▸ Work to complete
Keyword search on "vous": report each line of the records that contains it.

Component data from apps and pages
<<<<

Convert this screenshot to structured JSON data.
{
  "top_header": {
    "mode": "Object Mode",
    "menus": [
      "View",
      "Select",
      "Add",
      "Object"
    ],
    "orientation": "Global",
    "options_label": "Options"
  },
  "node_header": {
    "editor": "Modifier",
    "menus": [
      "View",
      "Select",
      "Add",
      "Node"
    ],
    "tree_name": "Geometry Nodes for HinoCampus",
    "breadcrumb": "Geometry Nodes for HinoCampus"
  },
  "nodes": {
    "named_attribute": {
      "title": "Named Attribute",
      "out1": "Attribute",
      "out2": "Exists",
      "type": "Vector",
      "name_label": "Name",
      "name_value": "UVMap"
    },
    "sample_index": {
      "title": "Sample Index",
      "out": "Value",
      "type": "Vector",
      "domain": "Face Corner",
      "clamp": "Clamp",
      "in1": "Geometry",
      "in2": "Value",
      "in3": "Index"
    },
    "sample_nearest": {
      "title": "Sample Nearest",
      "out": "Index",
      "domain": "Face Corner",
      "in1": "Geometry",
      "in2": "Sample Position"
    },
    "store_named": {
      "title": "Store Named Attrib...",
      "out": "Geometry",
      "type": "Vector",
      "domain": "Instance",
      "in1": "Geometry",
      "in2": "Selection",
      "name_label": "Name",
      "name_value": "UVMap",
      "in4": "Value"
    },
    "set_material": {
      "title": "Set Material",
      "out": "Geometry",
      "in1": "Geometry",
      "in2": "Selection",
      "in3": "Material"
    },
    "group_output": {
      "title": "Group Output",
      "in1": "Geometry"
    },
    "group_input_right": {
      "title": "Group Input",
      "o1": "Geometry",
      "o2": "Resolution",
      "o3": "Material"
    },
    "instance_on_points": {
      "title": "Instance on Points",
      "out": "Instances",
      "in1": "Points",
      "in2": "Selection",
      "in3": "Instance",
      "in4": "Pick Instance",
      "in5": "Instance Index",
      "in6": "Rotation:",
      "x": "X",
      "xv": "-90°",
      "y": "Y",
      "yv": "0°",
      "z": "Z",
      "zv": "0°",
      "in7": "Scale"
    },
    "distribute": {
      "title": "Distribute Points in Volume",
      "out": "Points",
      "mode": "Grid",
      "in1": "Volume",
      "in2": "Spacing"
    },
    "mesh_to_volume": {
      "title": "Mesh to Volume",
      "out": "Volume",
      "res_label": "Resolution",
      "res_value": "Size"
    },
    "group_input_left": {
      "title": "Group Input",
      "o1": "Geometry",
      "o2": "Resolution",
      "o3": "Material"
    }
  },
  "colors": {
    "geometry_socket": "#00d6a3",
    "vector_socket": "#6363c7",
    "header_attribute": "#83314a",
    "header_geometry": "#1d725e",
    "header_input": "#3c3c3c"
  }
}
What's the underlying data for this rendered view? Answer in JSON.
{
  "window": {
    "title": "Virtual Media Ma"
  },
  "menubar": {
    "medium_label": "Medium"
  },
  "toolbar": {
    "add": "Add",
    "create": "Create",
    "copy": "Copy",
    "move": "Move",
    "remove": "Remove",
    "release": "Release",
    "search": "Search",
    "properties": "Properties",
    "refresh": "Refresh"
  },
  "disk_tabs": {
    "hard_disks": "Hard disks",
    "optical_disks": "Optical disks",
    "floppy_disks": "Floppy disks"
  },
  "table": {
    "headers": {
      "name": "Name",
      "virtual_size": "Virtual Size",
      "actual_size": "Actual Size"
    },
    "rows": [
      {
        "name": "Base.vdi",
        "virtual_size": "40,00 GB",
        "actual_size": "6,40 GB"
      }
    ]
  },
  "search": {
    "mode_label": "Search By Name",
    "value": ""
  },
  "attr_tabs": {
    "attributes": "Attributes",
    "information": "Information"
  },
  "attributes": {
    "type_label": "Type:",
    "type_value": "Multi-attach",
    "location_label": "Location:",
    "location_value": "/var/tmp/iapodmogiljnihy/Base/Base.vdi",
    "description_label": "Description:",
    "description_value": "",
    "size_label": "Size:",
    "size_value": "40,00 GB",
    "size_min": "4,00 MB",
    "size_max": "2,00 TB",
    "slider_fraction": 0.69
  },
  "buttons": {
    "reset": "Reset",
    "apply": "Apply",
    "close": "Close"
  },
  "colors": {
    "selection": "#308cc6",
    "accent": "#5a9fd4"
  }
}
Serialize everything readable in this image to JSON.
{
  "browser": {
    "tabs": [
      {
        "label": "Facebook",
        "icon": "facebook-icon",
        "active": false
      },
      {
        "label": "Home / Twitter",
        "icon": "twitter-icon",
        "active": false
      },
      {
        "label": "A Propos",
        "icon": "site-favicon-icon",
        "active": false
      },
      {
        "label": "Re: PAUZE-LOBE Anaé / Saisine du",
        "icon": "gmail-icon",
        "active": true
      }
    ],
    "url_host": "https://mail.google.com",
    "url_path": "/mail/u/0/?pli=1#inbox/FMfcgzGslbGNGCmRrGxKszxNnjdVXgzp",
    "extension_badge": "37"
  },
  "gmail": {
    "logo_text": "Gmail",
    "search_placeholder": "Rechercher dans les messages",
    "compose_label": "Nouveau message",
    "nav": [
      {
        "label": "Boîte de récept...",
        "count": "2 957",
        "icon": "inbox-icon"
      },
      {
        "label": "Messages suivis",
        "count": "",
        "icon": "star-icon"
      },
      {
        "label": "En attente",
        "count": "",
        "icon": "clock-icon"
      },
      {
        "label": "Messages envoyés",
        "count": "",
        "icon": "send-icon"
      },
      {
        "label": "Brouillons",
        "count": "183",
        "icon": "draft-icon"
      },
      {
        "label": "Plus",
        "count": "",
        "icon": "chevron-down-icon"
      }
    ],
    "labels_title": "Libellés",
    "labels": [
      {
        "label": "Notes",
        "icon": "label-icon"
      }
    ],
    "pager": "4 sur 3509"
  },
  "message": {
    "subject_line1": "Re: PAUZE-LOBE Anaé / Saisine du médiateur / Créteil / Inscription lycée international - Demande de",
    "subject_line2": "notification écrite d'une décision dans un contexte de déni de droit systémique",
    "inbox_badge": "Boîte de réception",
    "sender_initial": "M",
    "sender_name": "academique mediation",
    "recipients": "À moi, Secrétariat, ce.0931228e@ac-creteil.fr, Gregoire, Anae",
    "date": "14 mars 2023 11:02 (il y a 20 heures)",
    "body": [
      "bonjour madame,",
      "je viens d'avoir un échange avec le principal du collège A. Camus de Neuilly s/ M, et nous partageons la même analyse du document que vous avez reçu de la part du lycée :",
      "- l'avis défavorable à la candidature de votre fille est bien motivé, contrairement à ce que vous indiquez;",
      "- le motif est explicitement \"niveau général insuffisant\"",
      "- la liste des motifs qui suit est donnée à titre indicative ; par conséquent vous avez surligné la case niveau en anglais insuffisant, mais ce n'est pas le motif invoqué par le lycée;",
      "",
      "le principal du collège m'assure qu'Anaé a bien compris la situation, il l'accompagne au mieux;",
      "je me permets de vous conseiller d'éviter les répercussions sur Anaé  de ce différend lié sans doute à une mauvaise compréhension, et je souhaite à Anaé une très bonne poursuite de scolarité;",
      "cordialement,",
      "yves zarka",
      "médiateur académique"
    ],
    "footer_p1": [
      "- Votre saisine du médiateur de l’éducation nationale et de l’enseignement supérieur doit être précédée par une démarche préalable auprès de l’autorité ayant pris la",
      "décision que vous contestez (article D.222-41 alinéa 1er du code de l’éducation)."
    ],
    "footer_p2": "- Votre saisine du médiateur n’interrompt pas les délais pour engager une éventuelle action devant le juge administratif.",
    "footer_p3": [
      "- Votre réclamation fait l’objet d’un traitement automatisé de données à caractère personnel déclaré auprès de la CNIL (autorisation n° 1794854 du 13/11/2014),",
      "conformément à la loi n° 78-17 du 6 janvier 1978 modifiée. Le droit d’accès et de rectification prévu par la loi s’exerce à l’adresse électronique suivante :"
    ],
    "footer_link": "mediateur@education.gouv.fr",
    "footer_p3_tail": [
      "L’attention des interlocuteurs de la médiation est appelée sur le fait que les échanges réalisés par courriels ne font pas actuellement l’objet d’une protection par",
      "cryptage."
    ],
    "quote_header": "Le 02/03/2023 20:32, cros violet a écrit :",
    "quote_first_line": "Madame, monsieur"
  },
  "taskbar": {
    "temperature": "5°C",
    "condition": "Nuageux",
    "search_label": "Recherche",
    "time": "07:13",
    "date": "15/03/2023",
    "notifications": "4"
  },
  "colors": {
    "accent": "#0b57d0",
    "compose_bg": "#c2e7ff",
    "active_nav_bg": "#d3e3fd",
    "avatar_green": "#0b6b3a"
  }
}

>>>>

▸ Solution for this exercise
      "je viens d'avoir un échange avec le principal du collège A. Camus de Neuilly s/ M, et nous partageons la même analyse du document que vous avez reçu de la part du lycée :",
      "- l'avis défavorable à la candidature de votre fille est bien motivé, contrairement à ce que vous indiquez;",
      "- la liste des motifs qui suit est donnée à titre indicative ; par conséquent vous avez surligné la case niveau en anglais insuffisant, mais ce n'est pas le motif invoqué par le lycée;",
      "je me permets de vous conseiller d'éviter les répercussions sur Anaé  de ce différend lié sans doute à une mauvaise compréhension, et je souhaite à Anaé une très bonne poursuite de scolarité;",
      "décision que vous contestez (article D.222-41 alinéa 1er du code de l’éducation)."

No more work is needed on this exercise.